Tobacco use, diabetes, stress and our genes all increase the chances of developing gum disease and can make it worse.

The increase in blood sugar level, which occurs in diabetes, can cause damage to nerves, blood vessels, the heart, the kidneys, the eyes and the feet. In the same way, the gums can also be affected.

Evidence also shows that severe periodontal disease can increase blood sugar levels in people with diabetes and also in those who do not have diabetes. In other words, periodontal disease and diabetes are linked in both directions.

The inflammation, which occurs in the gums, escapes into the bloodstream and upsets the body’s defence system, which in turn affects blood sugar control.

The early symptoms are bleeding during tooth cleaning or eating, redness and swelling of the gums, and bad breath. If these symptoms are not treated, the disease progresses to involve the deeper tissues and results in bone destruction. Recession of the gums may occur and the teeth appear longer. Also gaps can appear between the teeth and the teeth may start to drift apart and, as the disease progresses, become loose. It is rare that the disease is painful.

Yes, it can be prevented by having good plaque removal techniques, including tooth-brushing and cleaning in between the teeth. Having a healthy lifestyle, including not smoking, eating a healthy balanced diet and taking regular exercise, can help to prevent periodontal disease.

People with diabetes can reduce the risk of getting periodontal disease by maintaining good blood sugar control.

Sometimes, the symptoms of periodontal disease go unnoticed, particularly in people who smoke, and this is why it is very important to visit the dentist regularly for check ups.

It can be successfully treated, especially if caught early. Management includes improving daily plaque removal techniques and by having an intensive course of treatment, in which the teeth are thoroughly cleaned by a dentist and/or dental hygienist. It is important to understand that the treatment of periodontal disease is a partnership between the patient and the clinicians who care for the patient. Achieving and maintaining good plaque removal and attending regular dental appointments are a lifelong commitment.

Treatment also involves stopping smoking and having a healthy lifestyle. People who smoke respond less well to treatment than non-smokers.

Successful treatment results in clean plaque-free teeth, no bleeding, pale pink gums and fresh breath. If a patient has the severe form of the disease with receding gums and bone destruction, the bone cannot, in most cases, be replaced. However, the good news is that the condition can be stabilised and the teeth, if they were loose, should feel firmer. The patient can maintain the teeth for much longer than without treatment, hopefully for life.

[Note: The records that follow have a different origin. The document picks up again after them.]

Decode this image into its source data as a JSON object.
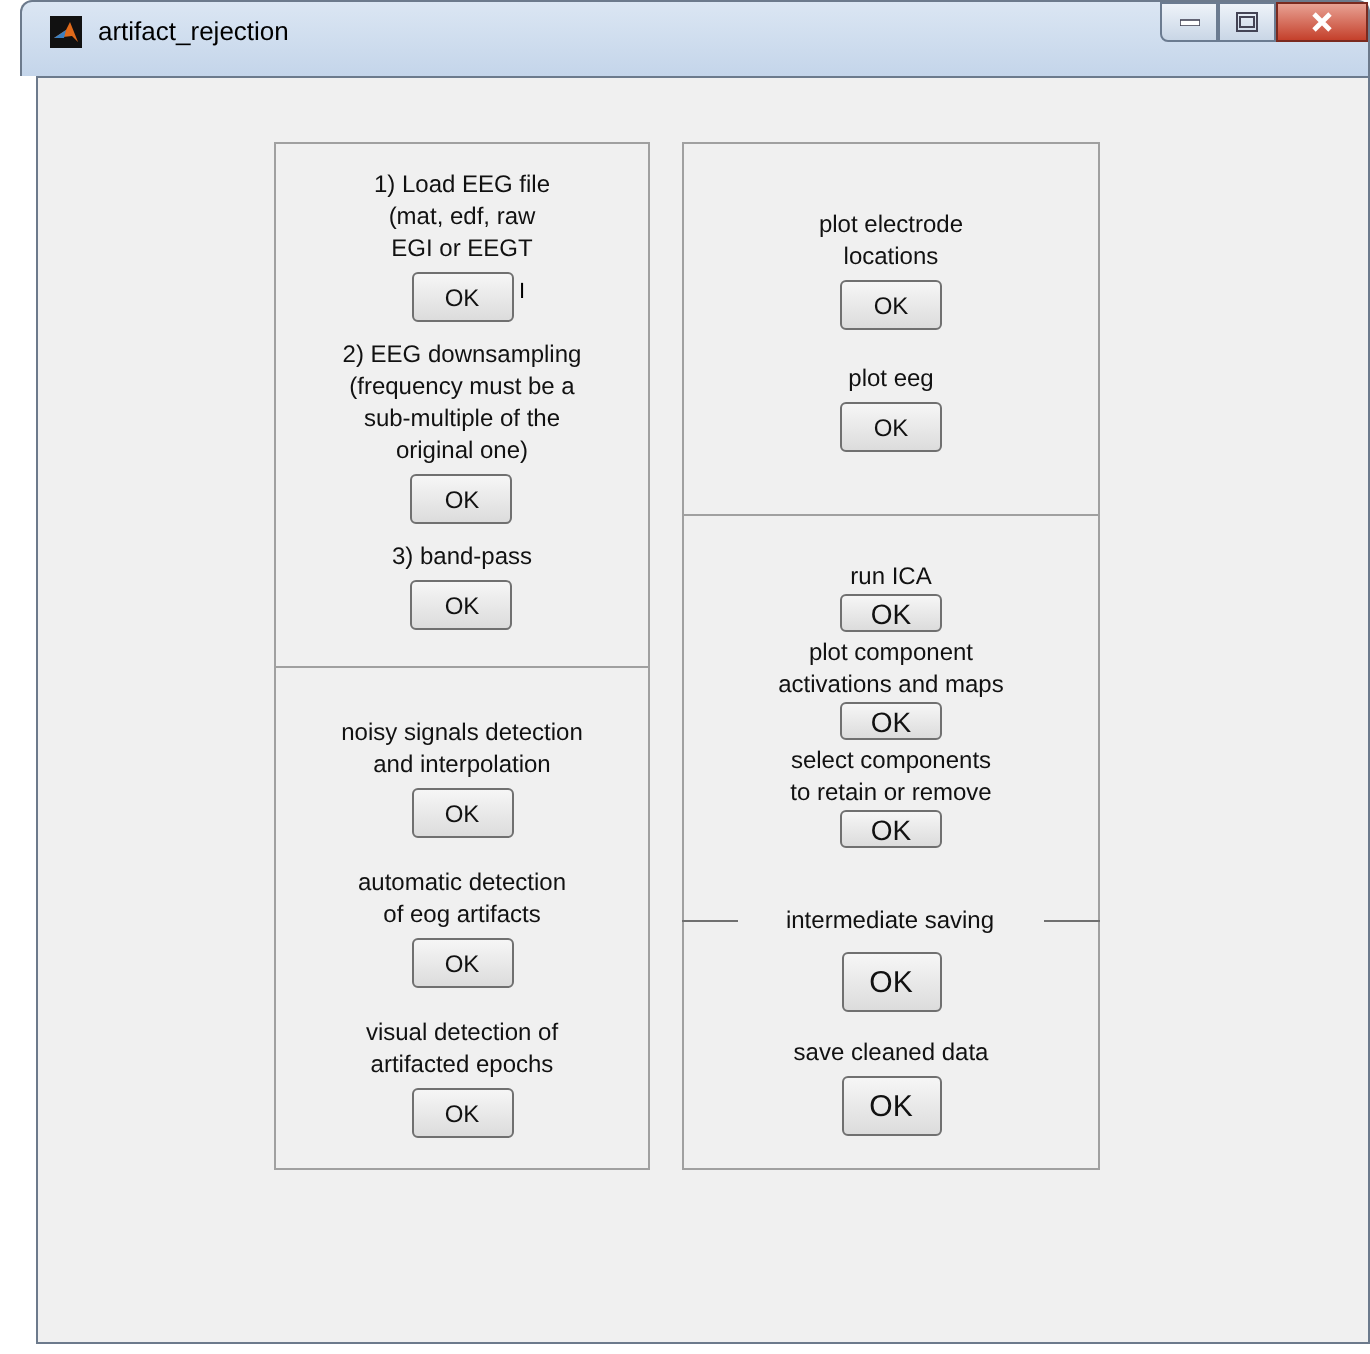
{
  "window": {
    "title": "artifact_rejection"
  },
  "columns": [
    {
      "panels": [
        {
          "items": [
            {
              "kind": "small",
              "label": "1) Load EEG file\n(mat, edf, raw\nEGI or EEGT",
              "button": "OK",
              "fragment": "I"
            },
            {
              "kind": "small",
              "label": "2) EEG downsampling\n(frequency must be a\nsub-multiple of the\noriginal one)",
              "button": "OK"
            },
            {
              "kind": "small",
              "label": "3) band-pass",
              "button": "OK"
            }
          ]
        },
        {
          "items": [
            {
              "kind": "small",
              "label": "noisy signals detection\nand interpolation",
              "button": "OK"
            },
            {
              "kind": "small",
              "label": "automatic detection\nof eog artifacts",
              "button": "OK"
            },
            {
              "kind": "small",
              "label": "visual detection of\nartifacted epochs",
              "button": "OK"
            }
          ]
        }
      ]
    },
    {
      "panels": [
        {
          "items": [
            {
              "kind": "small",
              "label": "plot electrode\nlocations",
              "button": "OK"
            },
            {
              "kind": "small",
              "label": "plot eeg",
              "button": "OK"
            }
          ]
        },
        {
          "items": [
            {
              "kind": "tight",
              "label": "run ICA",
              "button": "OK"
            },
            {
              "kind": "tight",
              "label": "plot component\nactivations and maps",
              "button": "OK"
            },
            {
              "kind": "tight",
              "label": "select components\nto retain or remove",
              "button": "OK"
            },
            {
              "kind": "divider",
              "label": "intermediate saving",
              "button": "OK"
            },
            {
              "kind": "large",
              "label": "save cleaned data",
              "button": "OK"
            }
          ]
        }
      ]
    }
  ]
}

The treatment of periodontal disease in people with diabetes, who have good control of blood sugar, can be just as successful as in patients who do not have diabetes. Improving blood sugar control can improve the outcome of periodontal treatment in people with diabetes. Also there is evidence that treatment of periodontal disease can result in improvement in blood sugar control in people with poorly controlled diabetes and reduce the risk of the other complications of diabetes.

Our patient page has a wealth of information, please do browse and watch some of our videos and download the infographics and other resources.

The EFP also has a dedicated section of its website on this subject: click here.